It took a moment for us to get going. I accidentally stepped on a couple heels. We started to jog. We crossed the start line. I was a bit nervous remembering a couple of races from the past where my guide and I would start in a crowd, but could never shake loose. I felt a bit nervous if that would be the case, but I remembered that the number of participants was small so we should eventually break from the pack. Sure enough, Elizabeth worked her magic to navigate us through and by people very quickly. As we began to move, I checked my body. It felt loose and strong. Probably less than half a mile into the race, I felt that my left shoelaces were becoming untied. Sure enough, they did. I mentioned it to Elizabeth who said to keep running. We would eventually figure out a place to pause. Of course, this meant that in order to reach out goal, we would have to make up the time at different points in the race. I tried picking up the pace knowing I would have to stop soon. Eventually, Elizabeth found a good spot where we stopped. After fixing the problem, it was time to make up the seconds. We started pushing. Elizabeth said we were on target. Even with the stop, we had not missed a beat. Spectator support was nice as people clapped and cheered. There were moments were I did not hear too many runners around us. When I did, I would challenge myself to push harder to leave them in our dust. If I would hear steps ahead of us, I would see how long before we would catch and go by those footsteps.

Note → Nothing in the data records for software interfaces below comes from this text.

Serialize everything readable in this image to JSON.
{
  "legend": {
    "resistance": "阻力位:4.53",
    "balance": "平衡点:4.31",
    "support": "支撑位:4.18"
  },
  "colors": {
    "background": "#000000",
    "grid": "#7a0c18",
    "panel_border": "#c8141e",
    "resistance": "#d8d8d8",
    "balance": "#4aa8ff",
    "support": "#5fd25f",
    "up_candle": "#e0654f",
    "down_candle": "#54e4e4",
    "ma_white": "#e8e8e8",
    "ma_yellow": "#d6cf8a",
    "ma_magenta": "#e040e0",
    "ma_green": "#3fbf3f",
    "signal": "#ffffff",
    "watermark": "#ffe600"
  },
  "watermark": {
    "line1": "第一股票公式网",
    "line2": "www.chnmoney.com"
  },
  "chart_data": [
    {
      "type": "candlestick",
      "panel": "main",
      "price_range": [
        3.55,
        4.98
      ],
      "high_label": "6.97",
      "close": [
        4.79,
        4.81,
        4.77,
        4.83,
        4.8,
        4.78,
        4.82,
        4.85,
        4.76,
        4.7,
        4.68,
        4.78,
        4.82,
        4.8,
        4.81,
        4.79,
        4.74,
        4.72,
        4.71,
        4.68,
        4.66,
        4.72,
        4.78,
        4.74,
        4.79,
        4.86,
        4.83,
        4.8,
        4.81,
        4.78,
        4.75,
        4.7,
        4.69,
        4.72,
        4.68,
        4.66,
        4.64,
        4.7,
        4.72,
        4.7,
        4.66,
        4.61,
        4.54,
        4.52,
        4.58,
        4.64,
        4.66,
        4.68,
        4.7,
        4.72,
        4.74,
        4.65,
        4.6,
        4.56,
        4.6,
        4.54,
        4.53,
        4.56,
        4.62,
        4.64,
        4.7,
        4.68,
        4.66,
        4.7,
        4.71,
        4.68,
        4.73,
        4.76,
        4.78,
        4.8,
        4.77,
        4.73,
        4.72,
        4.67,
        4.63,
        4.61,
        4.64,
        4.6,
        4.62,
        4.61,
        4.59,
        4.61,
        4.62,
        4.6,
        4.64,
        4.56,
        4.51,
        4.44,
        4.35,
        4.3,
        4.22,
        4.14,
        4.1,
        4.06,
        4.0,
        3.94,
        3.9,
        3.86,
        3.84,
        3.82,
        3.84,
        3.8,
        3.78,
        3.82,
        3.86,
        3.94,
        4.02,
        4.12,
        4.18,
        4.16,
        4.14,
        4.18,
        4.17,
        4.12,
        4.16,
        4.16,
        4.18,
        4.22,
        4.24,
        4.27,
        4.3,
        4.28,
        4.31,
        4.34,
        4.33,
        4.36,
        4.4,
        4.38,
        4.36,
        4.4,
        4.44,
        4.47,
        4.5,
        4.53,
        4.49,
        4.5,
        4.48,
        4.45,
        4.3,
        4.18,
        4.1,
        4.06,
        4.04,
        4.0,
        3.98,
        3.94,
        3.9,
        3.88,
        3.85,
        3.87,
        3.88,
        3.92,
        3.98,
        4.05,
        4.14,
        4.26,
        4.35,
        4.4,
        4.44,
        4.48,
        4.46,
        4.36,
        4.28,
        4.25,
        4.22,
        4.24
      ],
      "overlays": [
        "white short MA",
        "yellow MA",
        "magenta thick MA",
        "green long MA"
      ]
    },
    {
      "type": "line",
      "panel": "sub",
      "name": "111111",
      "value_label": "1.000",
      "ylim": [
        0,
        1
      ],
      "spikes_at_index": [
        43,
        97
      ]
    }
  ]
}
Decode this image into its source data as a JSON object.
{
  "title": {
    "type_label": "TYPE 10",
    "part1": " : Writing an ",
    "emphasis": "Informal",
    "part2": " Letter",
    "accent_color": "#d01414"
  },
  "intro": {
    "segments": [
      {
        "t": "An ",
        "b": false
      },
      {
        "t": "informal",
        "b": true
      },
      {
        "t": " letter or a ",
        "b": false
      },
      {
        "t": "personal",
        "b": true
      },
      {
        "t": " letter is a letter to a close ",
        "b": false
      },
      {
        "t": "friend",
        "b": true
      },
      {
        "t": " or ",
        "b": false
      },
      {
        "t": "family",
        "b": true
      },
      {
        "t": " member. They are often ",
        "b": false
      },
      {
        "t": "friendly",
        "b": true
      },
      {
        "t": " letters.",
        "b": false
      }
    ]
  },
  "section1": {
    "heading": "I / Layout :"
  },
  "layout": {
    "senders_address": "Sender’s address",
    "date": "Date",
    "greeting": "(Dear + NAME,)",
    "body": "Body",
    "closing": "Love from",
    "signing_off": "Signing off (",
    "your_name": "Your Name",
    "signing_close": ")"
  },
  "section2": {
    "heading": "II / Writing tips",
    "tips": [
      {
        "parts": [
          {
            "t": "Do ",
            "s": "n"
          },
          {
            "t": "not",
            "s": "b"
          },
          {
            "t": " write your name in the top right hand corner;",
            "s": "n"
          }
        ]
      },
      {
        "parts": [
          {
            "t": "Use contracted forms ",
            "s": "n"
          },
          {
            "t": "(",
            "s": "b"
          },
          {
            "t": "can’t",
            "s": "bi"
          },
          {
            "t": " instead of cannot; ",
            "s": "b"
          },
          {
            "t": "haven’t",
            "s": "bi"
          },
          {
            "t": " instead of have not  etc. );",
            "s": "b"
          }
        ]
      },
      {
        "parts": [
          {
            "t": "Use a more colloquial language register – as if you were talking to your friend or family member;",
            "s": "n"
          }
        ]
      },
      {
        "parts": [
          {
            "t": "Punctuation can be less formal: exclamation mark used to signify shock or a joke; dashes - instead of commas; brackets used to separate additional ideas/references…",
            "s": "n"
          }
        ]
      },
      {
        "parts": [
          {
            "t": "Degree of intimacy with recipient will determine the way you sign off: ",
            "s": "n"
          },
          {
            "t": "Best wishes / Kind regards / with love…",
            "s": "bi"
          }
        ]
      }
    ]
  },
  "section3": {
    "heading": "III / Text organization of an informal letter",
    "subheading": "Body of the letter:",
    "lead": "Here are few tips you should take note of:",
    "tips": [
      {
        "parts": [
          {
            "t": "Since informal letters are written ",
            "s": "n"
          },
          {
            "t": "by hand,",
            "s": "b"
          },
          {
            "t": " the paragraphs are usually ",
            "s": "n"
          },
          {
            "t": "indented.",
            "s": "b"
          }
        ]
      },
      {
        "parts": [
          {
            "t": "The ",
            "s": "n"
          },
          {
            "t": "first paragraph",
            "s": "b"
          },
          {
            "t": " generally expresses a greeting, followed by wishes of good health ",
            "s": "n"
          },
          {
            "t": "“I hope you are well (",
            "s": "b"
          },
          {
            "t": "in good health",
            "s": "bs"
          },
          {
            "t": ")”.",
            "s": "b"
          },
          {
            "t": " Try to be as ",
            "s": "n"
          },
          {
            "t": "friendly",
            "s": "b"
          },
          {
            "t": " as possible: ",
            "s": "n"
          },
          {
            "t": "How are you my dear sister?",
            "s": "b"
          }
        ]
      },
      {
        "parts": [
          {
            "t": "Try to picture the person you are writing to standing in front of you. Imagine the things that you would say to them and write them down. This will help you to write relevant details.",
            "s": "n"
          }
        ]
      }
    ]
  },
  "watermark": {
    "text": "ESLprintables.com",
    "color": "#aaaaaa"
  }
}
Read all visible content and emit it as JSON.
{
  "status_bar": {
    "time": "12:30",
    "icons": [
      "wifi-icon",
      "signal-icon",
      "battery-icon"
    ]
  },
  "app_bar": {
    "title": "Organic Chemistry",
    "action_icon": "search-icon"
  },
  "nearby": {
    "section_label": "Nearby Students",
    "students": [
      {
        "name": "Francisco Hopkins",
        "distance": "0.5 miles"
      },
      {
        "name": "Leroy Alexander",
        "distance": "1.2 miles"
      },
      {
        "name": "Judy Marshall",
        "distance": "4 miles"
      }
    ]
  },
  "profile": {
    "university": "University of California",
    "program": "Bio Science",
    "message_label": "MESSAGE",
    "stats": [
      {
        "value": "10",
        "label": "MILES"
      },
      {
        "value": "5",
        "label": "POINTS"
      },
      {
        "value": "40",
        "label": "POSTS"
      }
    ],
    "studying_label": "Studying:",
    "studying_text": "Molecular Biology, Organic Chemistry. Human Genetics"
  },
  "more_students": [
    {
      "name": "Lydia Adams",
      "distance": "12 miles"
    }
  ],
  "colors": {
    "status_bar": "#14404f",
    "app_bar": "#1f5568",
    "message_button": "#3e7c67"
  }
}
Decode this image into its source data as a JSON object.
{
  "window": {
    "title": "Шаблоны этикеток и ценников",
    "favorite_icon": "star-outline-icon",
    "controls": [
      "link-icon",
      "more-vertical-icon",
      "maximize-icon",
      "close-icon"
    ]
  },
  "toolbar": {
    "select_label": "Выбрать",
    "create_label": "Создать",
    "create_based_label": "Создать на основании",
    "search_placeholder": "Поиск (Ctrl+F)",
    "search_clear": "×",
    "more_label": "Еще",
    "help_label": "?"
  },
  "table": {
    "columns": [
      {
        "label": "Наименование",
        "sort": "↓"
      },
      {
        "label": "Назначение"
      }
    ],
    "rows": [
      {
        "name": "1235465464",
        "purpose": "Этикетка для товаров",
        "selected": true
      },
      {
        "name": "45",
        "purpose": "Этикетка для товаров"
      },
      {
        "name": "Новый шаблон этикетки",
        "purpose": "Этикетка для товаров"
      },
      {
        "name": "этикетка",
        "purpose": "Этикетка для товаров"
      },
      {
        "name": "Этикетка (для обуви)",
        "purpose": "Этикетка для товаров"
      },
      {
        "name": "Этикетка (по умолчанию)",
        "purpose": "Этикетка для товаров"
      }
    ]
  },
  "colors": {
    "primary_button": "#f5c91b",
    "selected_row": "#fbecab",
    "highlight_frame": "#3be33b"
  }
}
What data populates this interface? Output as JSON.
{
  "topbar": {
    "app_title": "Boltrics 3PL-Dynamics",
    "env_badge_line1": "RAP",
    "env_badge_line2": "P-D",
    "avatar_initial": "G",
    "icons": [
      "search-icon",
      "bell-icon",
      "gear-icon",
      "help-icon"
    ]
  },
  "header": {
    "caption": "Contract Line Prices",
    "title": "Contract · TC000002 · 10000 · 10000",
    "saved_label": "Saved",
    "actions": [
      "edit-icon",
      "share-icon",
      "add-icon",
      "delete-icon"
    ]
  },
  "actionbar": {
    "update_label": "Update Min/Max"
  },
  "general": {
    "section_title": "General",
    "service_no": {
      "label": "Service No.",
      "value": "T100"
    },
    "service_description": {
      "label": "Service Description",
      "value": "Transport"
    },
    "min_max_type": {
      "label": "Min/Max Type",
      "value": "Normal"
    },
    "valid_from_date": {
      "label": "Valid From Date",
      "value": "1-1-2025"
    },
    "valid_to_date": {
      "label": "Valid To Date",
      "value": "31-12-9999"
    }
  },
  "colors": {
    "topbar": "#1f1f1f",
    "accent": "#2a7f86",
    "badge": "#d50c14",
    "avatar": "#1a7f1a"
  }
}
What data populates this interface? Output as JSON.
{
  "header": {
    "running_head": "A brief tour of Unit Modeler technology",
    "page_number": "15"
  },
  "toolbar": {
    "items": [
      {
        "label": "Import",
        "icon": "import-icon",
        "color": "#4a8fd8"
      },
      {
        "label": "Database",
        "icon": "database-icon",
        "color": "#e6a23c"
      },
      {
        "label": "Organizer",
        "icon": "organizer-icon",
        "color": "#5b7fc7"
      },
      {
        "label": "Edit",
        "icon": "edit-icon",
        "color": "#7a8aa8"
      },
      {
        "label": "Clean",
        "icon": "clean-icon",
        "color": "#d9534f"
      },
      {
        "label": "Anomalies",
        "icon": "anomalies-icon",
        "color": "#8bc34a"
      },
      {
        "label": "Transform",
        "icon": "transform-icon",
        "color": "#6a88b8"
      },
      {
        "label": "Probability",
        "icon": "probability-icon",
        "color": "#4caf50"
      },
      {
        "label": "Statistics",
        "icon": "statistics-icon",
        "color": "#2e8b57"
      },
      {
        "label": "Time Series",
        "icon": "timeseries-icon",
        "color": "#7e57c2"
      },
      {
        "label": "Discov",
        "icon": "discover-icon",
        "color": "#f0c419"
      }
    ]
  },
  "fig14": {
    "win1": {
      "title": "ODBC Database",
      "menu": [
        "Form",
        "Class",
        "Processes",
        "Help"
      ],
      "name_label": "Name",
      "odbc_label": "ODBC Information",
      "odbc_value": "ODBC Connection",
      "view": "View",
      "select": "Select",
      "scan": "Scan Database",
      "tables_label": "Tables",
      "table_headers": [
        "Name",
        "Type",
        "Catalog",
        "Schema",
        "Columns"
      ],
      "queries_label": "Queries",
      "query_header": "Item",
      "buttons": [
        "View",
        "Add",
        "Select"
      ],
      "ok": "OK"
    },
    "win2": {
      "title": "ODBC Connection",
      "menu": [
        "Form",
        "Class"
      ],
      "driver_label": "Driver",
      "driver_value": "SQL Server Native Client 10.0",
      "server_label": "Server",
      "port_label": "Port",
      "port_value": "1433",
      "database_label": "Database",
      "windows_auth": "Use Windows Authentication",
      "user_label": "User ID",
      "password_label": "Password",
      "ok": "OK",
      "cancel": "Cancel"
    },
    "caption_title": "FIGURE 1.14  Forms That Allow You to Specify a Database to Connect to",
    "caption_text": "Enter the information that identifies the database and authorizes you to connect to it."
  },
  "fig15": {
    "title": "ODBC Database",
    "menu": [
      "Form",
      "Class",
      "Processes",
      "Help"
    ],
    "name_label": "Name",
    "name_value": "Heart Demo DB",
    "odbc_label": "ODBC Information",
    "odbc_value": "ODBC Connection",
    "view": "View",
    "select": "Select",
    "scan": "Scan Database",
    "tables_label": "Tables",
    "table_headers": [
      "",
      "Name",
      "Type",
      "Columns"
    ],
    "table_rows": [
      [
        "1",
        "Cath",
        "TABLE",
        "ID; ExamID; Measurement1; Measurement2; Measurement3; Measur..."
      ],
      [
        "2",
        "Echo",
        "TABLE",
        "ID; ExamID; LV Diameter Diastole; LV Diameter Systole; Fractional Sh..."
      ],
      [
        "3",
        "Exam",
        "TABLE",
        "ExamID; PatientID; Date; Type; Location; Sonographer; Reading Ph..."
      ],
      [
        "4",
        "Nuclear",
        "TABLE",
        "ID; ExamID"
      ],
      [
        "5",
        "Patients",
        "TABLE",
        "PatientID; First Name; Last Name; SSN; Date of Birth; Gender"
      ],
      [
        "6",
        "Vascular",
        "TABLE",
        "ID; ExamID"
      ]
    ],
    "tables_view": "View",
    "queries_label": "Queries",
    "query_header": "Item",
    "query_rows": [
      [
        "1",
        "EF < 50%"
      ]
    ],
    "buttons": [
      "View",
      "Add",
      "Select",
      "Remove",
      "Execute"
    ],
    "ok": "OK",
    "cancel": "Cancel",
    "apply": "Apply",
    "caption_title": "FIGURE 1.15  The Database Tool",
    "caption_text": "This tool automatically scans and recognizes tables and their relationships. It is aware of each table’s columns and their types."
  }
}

Elizabeth and I reached the turn-around. It was time to head for home. I heard there was just over 1,000 runners in this event. As Elizabeth and I raced towards home, I wondered if we were moving fast enough to be in the top 100. Could we be higher? Each time I heard us pass someone I would rejoice knowing that was one less person ahead of me. I started to feel a bit tired, but I kept telling myself we were less than ten minutes from the finish line. I kept pushing myself to not ease up. Whatever this pace was, I needed to go faster. As we hit the final mile, I could feel the finish line nearing. I was motivated to finish strong. From time-to-time, I would hear someone nearing so I would pick up the pace. I was not going to let any individual pass us. I wanted to storm home to as high a finish as possible. Elizabeth had me turn it on. We were less than half a mile from the finish. I could hear us passing people. I wanted to make sure they did not pass us. Elizabeth shouted with joy at how well I was running. I knew the end was near. Spectators cheered. I could hear the finish line crowd. We were 250 meters from the end. Elizabeth had me push for one final sprint. She screamed, "Yeah Iz! Yeah Iz! You got this!!!" Of all the screaming fans out on that course, Elizabeth was yelling the loudest. It sounded like the louder she yelled the louder everyone screamed as I roared to the finish line in 22:32 which is a three minute personal record at the 5K distance. In fact, to make up for being in the pack at the start then my shoe becoming untied, we had run sub 6:50 per mile pace down the home stretch.
I have now run a stand-alone 5K faster than I have run a last leg of a triathlon 5K. I feel much better of being able to say what my 5K personal best is. I also know there is more work to do to keep improving at this distance so that it may pay off in both future 5K races and the ones I run as part of triathlons. I have a new time to beat. I am excited that my personal best is now closer to my ultimate goal of breaking twenty minutes for 3.1 miles. I think of my very first 5K and how it took me thirty-four minutes to complete. I have sure come a long way from those days. Thank you to Elizabeth Bilitz for once again agreeing to be my eyes for an event. I look forward to many more opportunities to run with her. Thank you Jen Buss and NJOY Racing. Thank you to James of the Chinatown 5K organizing committee for making sure Elizabeth and I ran in this event. Thank you Pinnacle Performance Company for the continued support. Thank you for reading this report. Now it is time to focus on the New York City Triathlon which will take place tomorrow. Good luck to all my friends who will be racing. Special shout out to the beautiful, talented, and amazing Jenna Parker for whom I will be cheering the loudest!!